The problem with is many-fold though:
dependency chains are not explicit,
the “common” library grows over time,
the same library becomes disorganized,
it’s not clear later on how to break things out because it’s not clear what projects are using what parts of the library,
I’ve also recently set up a mypi private package index for our work, so we can start moving towards small, reusable python packages. I’ve also looked at djangopypi and djangopypi2, the latter being a bootstrap-converted fork of the former. Both these projects seem to add a little more functionality around users management, and of course they’re built on Django, which means you get the nice Django admin at the same time. I haven’t had time to do a full comparison, that will have to come later. For the time being, mypi seems to do the trick nicely.
Where setuptools falls apart
Turns out, using pip, you can just specify a custom index in your ~/.pip/pip.conf and then pip install <packagename> and you’re good to go. That’s fine for installing one-off modules, however, automating the entire depenedency installation process wasn’t obvious at first.
My scenario had 2 projects, Project A and Project B. Project A relies on custom packages in my mypi index, and is published to the package also. Project B has a single dependency on Project A. Using setuptoolspython setup.py install would find Project A in the private package index (via dependency_links), but none of Project A‘s custom index dependencies were being found, despite having specified the dependency_links in that project.
“Internally, pip uses the setuptools package, and the pkg_resources module, which are available from the project, Setuptools.”
Turns out pip spits out the setuptools configuration (whatever you have in your setup.py) into a /<project-name>.egg-info/ folder, includingdependency_links.
To get the pip equivalent of python setup.py develop just run:
# -e means 'edit' $ pip install -e .
To get the same for python setup.py install run:
$ pip install .
The super-cool thing about this is that dependency_links no longer need to be set in the setup.py files as pip will use the custom index set up in the ~/.pip/pip.conf file.
Done and done
I think this solution will solve some of the problem of having all the git/Github overhead involved in releases. With a simple fab setup, release candidates and formal releases can be incremented and deployed in a way that feels a little more clean and independent of the git workflow, while still maintaining source control. I’m hoping it will promote users to push modules early in a ‘sharable’ way to the private index so they can be easily installed for others. All in all, it feels cleaner to do it this way for me.
Hope that helps someone else down the road. Now we have a nice private registry for our python packages, and an easy way to automate their installation.

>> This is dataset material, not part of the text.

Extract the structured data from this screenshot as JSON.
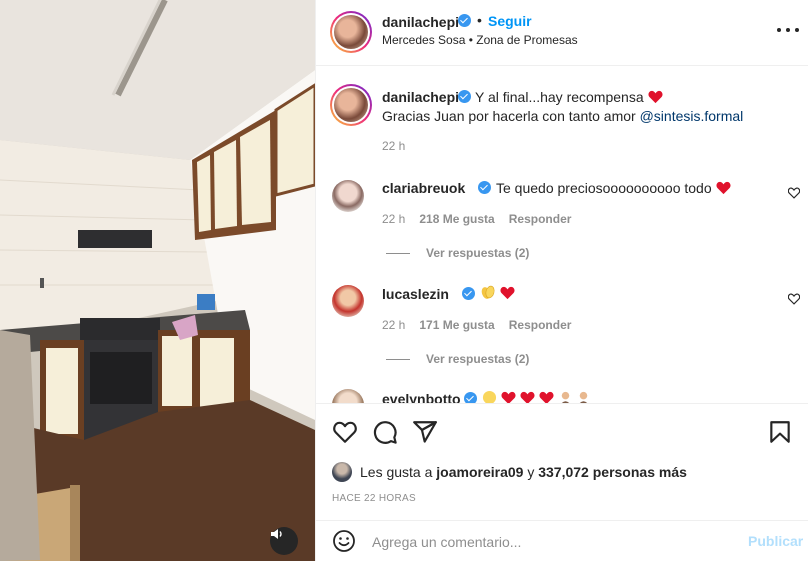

Note It appears that djangopypi is actually maintained by Disqus, that may make it a good reason to use the project, as it will probably be maintained for a longer period. I will explore that option and write up a comparison later.